Bacillus subtilis contains at least three chromosomally-encoded type I signal peptidases (SPases; SipS, SipT, and SipU), which remove signal peptides from secretory proteins. In addition, certain B. subtilis (natto) strains contain plasmid-encoded type I SPases (SipP). The known type I SPases from B. subtilis show a high degree of similarity to SPases from related bacilli and Staphylococcus aureus and, to a lesser extent, to SPases from other organisms. In addition, the putative active site region of the Bacillus SPases shows similarity to the corresponding region of LexA-like proteases, suggesting that the type I SPases employ a serine-lysine catalytic dyed.

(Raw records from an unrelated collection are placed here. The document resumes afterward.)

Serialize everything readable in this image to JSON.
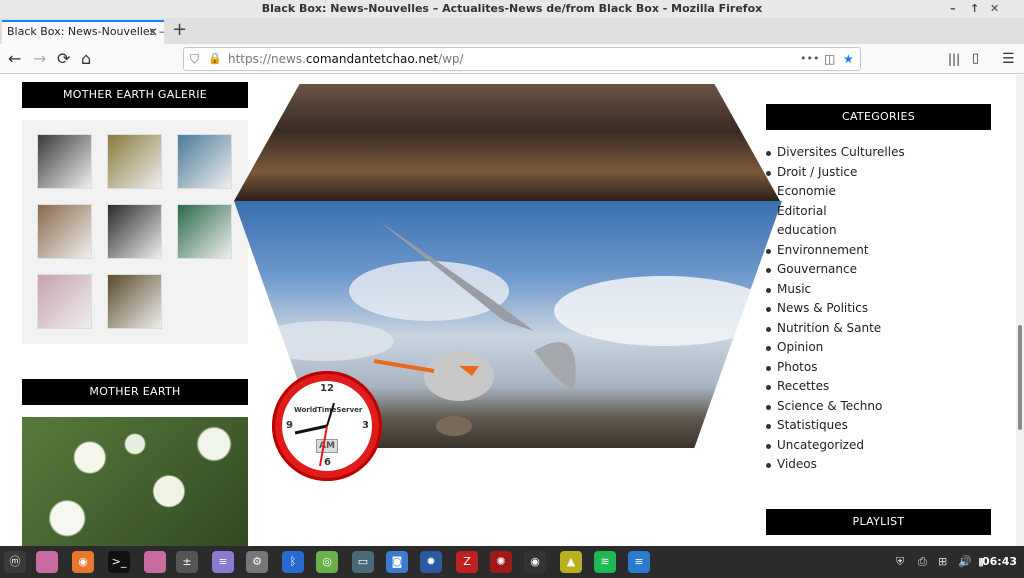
{
  "window": {
    "title": "Black Box: News-Nouvelles – Actualites-News de/from Black Box - Mozilla Firefox",
    "controls": [
      "–",
      "↑",
      "✕"
    ]
  },
  "tab": {
    "label": "Black Box: News-Nouvelles – A",
    "close": "✕",
    "new_tab": "+"
  },
  "nav": {
    "back": "←",
    "forward": "→",
    "reload": "⟳",
    "home": "⌂",
    "url_scheme": "https://news.",
    "url_domain": "comandantetchao.net",
    "url_path": "/wp/",
    "more": "•••",
    "library": "|||",
    "sidebar": "▯",
    "menu": "☰"
  },
  "left": {
    "gallery_title": "MOTHER EARTH GALERIE",
    "earth_title": "MOTHER EARTH",
    "thumbs": [
      {
        "name": "waterfall",
        "color": "#3a3a3a"
      },
      {
        "name": "field-birds",
        "color": "#8a7a3a"
      },
      {
        "name": "heron-water",
        "color": "#4a7a9a"
      },
      {
        "name": "stork",
        "color": "#8a6a4a"
      },
      {
        "name": "pelicans",
        "color": "#2a2a2a"
      },
      {
        "name": "peacock",
        "color": "#2a6a4a"
      },
      {
        "name": "flamingos",
        "color": "#c9a0b0"
      },
      {
        "name": "mandarin-duck",
        "color": "#5a4a2a"
      }
    ]
  },
  "right": {
    "categories_title": "CATEGORIES",
    "categories": [
      {
        "label": "Diversites Culturelles",
        "bullet": true
      },
      {
        "label": "Droit / Justice",
        "bullet": true
      },
      {
        "label": "Economie",
        "bullet": false
      },
      {
        "label": "Editorial",
        "bullet": false
      },
      {
        "label": "education",
        "bullet": false
      },
      {
        "label": "Environnement",
        "bullet": true
      },
      {
        "label": "Gouvernance",
        "bullet": true
      },
      {
        "label": "Music",
        "bullet": true
      },
      {
        "label": "News & Politics",
        "bullet": true
      },
      {
        "label": "Nutrition & Sante",
        "bullet": true
      },
      {
        "label": "Opinion",
        "bullet": true
      },
      {
        "label": "Photos",
        "bullet": true
      },
      {
        "label": "Recettes",
        "bullet": true
      },
      {
        "label": "Science & Techno",
        "bullet": true
      },
      {
        "label": "Statistiques",
        "bullet": true
      },
      {
        "label": "Uncategorized",
        "bullet": true
      },
      {
        "label": "Videos",
        "bullet": true
      }
    ],
    "playlist_title": "PLAYLIST"
  },
  "clock": {
    "brand": "WorldTimeServer",
    "ampm": "AM",
    "n12": "12",
    "n3": "3",
    "n6": "6",
    "n9": "9"
  },
  "taskbar": {
    "time": "06:43",
    "apps": [
      {
        "name": "menu",
        "color": "#3a3a3a",
        "glyph": "ⓜ"
      },
      {
        "name": "files-pink",
        "color": "#c86ba0",
        "glyph": ""
      },
      {
        "name": "firefox",
        "color": "#e8772e",
        "glyph": "◉"
      },
      {
        "name": "terminal",
        "color": "#111",
        "glyph": ">_"
      },
      {
        "name": "files",
        "color": "#c86ba0",
        "glyph": ""
      },
      {
        "name": "calculator",
        "color": "#555",
        "glyph": "±"
      },
      {
        "name": "text-editor",
        "color": "#8a7ad0",
        "glyph": "≡"
      },
      {
        "name": "settings",
        "color": "#777",
        "glyph": "⚙"
      },
      {
        "name": "bluetooth",
        "color": "#2a6ad0",
        "glyph": "ᛒ"
      },
      {
        "name": "network",
        "color": "#6ab04a",
        "glyph": "◎"
      },
      {
        "name": "display",
        "color": "#4a6a7a",
        "glyph": "▭"
      },
      {
        "name": "screenshot",
        "color": "#3a7ad0",
        "glyph": "◙"
      },
      {
        "name": "gear-blue",
        "color": "#2a5aa0",
        "glyph": "✹"
      },
      {
        "name": "filezilla",
        "color": "#c02020",
        "glyph": "Z"
      },
      {
        "name": "red-app",
        "color": "#a01818",
        "glyph": "✺"
      },
      {
        "name": "reels",
        "color": "#333",
        "glyph": "◉"
      },
      {
        "name": "image-viewer",
        "color": "#b8b020",
        "glyph": "▲"
      },
      {
        "name": "spotify",
        "color": "#1db954",
        "glyph": "≋"
      },
      {
        "name": "notes",
        "color": "#2a7ad0",
        "glyph": "≡"
      }
    ],
    "tray": [
      "⛨",
      "⎙",
      "⊞",
      "🔊",
      "▮"
    ]
  }
}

Unlike the type I SPase of Escherichia coli, Sips, SipT and SipU are neither essential for protein secretion, nor for viability of the cell. Although non-essential, Sips is an important factor for efficient protein secretion. SipS is transcribed in a growth phase-and medium-dependent manner. Under some conditions, transcription of sipS is controlled by the DegS-DegU two-component regulatory system, indicating that expression of sipS is determined by the same factors that control the expression of most genes for secreted degradative enzymes. These observations suggest thats. subtilis can modulate its capacity and specificity for protein secretion through controlled expression of sipS.
|Title of host publication||Proteolysis in Cell Functions|
|Editors||V K Hopsu Havu, M Jarvinen, H Kirschke|
|Number of pages||8|
|Publication status||Published - 1997|